Development Effect What about the effects of coastal development?
Disturbance Effect And human disturbance?
CART Modeling Site-level explanatory model –Habitat characteristics measured in field –GIS layers for development/land use Landscape-level predictive model –GIS layers only (surrogates) –Test model with statewide surveys on barrier islands and in back bays
Future Research Modeling Survival in MARK –Increase Banded Population in NJ –Coordinate Band Resighting Efforts with AMOY Working Group Modeling Nest Success in MARK –Refine Nest Monitoring Methods –Datalogs Population Viability Analysis
Committee Members: Julie Lockwood, Rutgers University Rick Lathrop, Rutgers University David Ehrenfeld, Rutgers University David Drake, University of Wisconsin Field Techs: Mike Ferguson Steve Grodsky Patti Rendo Sheryl Senczakiewicz Acknowledgements NJDFW - Endangered & Nongame Species Program: Dave Jenkins Todd Pover Chris Kisiel Kathy Clark Larry Niles, Conserve Wildlife USFWS - Forsythe National Wildlife Refuge NJ Division of Parks & Forestry – Island Beach State Park The American Oystercatcher Working Group Humphrey Sitters, International Wader Study Group Jim Merritt, NJDFW - Program Director, Sedge Island Natural Resource Education Center David Lapuma, Rutgers University
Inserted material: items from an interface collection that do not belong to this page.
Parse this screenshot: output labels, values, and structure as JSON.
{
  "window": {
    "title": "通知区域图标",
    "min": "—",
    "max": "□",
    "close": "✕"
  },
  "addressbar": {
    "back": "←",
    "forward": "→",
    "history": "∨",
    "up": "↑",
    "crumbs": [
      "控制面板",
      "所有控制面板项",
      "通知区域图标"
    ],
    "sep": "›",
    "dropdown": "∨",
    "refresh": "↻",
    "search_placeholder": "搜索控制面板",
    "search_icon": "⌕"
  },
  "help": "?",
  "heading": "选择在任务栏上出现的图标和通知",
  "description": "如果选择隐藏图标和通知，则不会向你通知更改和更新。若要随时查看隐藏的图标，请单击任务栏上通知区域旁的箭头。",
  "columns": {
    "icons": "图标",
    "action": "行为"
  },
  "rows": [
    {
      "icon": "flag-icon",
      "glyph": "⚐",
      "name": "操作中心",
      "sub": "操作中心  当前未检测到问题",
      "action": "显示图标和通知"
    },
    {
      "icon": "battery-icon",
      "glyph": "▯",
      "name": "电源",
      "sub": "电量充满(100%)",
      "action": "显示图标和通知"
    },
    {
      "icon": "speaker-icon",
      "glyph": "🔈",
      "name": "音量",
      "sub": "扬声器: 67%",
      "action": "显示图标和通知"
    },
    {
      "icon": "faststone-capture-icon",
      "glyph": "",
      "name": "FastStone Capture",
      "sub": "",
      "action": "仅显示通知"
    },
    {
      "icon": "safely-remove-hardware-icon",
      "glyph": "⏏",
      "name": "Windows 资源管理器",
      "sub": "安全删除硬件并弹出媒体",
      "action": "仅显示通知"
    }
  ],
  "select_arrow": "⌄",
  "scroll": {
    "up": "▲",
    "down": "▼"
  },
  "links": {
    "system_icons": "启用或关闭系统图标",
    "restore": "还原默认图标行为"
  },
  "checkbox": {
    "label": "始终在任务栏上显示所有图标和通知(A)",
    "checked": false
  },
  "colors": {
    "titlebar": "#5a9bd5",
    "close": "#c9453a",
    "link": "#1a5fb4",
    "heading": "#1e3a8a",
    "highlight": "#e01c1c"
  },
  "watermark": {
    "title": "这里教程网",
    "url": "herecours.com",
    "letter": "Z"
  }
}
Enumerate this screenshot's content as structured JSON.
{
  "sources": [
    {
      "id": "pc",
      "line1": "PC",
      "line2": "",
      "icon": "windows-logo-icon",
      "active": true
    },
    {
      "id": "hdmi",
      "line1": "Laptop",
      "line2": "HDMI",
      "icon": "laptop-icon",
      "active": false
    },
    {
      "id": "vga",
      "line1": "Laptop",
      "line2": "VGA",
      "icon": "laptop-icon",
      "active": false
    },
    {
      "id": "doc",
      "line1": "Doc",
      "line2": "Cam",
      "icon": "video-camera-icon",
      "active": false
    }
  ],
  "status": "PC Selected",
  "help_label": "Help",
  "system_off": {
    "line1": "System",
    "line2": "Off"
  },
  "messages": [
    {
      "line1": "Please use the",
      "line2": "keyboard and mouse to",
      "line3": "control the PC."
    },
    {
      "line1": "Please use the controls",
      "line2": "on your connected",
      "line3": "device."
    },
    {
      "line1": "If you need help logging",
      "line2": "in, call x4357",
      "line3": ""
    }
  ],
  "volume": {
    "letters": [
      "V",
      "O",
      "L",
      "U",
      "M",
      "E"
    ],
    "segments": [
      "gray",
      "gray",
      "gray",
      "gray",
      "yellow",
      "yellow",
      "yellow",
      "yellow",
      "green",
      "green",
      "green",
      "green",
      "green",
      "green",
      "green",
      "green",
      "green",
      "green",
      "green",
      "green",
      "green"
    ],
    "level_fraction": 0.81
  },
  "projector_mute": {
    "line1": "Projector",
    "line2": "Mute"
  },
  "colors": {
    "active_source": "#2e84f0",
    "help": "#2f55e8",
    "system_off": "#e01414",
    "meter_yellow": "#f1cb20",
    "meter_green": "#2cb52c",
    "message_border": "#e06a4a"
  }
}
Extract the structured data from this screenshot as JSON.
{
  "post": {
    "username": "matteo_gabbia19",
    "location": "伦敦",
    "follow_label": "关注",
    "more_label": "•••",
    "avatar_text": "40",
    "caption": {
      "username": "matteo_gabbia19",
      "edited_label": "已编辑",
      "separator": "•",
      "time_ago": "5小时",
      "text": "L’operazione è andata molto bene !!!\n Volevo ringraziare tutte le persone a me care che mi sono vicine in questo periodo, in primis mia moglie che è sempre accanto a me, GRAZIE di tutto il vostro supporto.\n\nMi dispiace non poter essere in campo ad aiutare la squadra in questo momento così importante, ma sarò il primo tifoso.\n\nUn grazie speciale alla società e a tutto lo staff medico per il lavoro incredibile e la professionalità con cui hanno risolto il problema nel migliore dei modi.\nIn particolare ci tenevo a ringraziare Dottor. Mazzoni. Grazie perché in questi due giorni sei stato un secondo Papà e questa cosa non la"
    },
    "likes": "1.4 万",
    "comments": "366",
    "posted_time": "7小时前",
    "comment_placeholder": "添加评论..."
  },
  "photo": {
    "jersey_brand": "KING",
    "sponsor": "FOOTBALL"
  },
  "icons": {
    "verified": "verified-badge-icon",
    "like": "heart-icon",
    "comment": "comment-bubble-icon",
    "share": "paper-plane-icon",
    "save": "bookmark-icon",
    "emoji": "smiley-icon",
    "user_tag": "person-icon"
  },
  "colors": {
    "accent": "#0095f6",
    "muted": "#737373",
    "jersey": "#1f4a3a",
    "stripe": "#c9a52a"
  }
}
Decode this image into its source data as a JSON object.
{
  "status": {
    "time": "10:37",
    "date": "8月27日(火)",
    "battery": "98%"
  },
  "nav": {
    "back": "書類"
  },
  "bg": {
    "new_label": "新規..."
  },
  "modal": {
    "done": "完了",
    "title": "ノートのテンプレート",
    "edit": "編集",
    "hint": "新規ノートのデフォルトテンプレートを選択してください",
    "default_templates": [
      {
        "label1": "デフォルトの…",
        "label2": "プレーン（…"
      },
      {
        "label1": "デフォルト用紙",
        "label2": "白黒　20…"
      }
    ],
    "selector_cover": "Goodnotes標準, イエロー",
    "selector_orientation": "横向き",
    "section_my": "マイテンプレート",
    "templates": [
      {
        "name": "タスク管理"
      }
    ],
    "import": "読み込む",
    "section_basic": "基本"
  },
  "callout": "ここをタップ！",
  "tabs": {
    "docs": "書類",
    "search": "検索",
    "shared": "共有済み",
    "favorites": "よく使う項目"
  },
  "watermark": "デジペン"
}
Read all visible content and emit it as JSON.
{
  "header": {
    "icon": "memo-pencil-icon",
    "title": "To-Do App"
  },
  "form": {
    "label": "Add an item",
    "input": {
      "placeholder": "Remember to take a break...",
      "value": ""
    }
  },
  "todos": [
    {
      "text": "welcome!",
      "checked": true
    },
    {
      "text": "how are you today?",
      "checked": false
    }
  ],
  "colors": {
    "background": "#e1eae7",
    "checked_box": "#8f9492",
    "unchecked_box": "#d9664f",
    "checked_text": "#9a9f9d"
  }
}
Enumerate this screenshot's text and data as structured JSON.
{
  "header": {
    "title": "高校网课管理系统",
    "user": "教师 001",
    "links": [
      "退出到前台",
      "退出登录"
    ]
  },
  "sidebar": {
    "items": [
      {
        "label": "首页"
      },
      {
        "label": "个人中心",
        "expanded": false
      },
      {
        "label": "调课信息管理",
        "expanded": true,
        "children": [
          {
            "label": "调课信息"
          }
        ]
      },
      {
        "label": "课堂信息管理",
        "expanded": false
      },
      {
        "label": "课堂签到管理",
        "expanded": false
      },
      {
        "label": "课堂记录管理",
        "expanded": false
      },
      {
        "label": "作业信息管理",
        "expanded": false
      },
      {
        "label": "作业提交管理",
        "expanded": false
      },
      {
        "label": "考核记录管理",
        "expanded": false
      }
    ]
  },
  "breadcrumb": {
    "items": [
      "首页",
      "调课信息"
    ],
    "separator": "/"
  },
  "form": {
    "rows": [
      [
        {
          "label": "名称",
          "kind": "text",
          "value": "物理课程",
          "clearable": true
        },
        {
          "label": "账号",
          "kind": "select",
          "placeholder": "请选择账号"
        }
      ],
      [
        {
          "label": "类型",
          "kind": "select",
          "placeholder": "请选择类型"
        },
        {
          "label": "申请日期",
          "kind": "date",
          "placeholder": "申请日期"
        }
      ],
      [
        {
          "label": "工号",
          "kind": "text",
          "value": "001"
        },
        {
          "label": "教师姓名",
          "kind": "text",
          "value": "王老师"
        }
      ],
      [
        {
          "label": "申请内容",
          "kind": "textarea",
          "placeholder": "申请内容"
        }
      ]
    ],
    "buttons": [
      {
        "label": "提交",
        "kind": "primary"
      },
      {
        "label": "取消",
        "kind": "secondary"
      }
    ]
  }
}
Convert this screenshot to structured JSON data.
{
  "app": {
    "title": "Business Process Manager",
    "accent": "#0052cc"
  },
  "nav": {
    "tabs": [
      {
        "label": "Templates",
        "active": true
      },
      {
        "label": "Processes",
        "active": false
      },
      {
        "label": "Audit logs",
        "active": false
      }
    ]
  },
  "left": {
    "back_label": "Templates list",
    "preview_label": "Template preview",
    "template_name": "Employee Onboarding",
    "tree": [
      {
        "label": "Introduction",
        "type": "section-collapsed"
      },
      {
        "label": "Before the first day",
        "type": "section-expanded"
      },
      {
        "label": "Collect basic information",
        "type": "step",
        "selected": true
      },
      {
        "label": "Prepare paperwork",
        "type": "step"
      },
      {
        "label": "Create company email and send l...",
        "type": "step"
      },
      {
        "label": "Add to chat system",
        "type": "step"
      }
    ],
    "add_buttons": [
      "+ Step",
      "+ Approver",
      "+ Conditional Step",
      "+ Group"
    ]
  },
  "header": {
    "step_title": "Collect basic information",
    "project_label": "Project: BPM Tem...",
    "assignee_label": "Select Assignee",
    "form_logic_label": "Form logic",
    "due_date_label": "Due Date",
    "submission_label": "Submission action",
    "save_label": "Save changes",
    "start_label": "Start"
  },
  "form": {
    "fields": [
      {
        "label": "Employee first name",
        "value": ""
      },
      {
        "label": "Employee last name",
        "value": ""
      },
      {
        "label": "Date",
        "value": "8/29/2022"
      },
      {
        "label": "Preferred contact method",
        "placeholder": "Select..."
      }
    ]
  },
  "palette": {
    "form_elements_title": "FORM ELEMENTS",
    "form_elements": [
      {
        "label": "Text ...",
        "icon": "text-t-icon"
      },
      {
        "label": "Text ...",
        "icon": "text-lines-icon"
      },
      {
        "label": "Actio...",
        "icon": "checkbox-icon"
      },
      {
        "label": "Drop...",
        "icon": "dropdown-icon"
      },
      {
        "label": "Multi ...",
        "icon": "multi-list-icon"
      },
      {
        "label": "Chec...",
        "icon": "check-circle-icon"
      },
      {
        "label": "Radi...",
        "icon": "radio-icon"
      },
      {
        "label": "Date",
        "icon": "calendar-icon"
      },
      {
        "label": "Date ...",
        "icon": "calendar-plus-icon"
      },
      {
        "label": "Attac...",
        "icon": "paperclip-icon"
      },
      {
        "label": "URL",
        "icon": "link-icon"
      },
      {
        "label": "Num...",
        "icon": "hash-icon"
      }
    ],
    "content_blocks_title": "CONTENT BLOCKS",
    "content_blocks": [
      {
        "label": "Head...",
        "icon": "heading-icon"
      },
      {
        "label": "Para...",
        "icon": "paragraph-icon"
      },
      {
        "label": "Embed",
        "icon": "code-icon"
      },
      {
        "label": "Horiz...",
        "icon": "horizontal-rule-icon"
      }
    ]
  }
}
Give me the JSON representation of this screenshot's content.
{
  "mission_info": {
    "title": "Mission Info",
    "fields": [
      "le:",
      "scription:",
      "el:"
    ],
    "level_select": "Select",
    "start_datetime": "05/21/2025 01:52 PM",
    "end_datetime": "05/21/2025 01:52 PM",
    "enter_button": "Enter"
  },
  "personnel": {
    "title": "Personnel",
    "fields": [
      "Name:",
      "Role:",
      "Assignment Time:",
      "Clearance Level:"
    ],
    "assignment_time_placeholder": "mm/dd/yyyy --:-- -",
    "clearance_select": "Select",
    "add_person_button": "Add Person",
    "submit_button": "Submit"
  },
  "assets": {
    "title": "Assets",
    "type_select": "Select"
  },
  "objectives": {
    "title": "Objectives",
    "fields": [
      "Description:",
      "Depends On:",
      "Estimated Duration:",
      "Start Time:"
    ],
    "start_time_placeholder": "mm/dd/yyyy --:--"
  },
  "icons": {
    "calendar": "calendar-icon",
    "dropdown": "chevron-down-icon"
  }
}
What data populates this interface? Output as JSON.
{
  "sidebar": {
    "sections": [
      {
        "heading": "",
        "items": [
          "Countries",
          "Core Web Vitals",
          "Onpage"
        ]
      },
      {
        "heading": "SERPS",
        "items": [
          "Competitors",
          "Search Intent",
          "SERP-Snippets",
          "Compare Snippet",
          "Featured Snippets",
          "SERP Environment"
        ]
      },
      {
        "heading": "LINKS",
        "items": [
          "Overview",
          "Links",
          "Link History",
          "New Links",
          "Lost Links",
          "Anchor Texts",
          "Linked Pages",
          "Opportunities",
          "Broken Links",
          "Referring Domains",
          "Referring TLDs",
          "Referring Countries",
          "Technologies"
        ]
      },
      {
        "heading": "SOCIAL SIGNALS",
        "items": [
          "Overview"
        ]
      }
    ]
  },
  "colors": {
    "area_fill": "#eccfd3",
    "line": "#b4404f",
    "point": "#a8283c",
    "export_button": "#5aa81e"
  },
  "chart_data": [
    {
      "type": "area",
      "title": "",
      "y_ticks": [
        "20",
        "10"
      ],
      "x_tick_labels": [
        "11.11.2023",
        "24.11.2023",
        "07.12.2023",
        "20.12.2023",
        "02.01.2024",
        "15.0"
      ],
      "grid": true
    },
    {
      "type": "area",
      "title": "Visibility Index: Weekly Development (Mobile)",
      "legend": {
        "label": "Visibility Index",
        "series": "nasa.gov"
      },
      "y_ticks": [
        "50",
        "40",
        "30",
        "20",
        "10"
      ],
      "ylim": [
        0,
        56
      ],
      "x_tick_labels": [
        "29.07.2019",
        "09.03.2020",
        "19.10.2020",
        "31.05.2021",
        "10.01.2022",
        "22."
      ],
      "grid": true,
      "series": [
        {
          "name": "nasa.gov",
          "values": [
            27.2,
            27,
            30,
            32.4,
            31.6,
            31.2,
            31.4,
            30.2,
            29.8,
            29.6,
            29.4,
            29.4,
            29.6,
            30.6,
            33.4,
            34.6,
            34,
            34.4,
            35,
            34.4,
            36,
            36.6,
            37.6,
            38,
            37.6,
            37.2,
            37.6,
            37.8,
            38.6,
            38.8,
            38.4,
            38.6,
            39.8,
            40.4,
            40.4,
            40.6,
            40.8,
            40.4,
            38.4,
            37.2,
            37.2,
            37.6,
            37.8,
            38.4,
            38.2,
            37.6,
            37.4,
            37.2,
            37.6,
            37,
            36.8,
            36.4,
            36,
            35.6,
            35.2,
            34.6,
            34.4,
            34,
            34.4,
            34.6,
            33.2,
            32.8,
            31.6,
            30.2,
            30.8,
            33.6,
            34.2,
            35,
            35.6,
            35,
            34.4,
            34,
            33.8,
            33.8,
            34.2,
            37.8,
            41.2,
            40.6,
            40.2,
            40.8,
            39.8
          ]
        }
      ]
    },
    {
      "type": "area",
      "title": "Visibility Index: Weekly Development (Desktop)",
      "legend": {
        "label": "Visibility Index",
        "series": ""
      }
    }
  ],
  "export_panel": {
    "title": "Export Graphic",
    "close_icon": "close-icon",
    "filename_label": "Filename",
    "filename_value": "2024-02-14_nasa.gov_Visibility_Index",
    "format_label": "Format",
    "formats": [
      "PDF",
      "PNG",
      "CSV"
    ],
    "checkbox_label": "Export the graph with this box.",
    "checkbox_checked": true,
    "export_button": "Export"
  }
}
Kristen AND Kristen for spending countless hours in the field with me over the past two years watching oystercatchers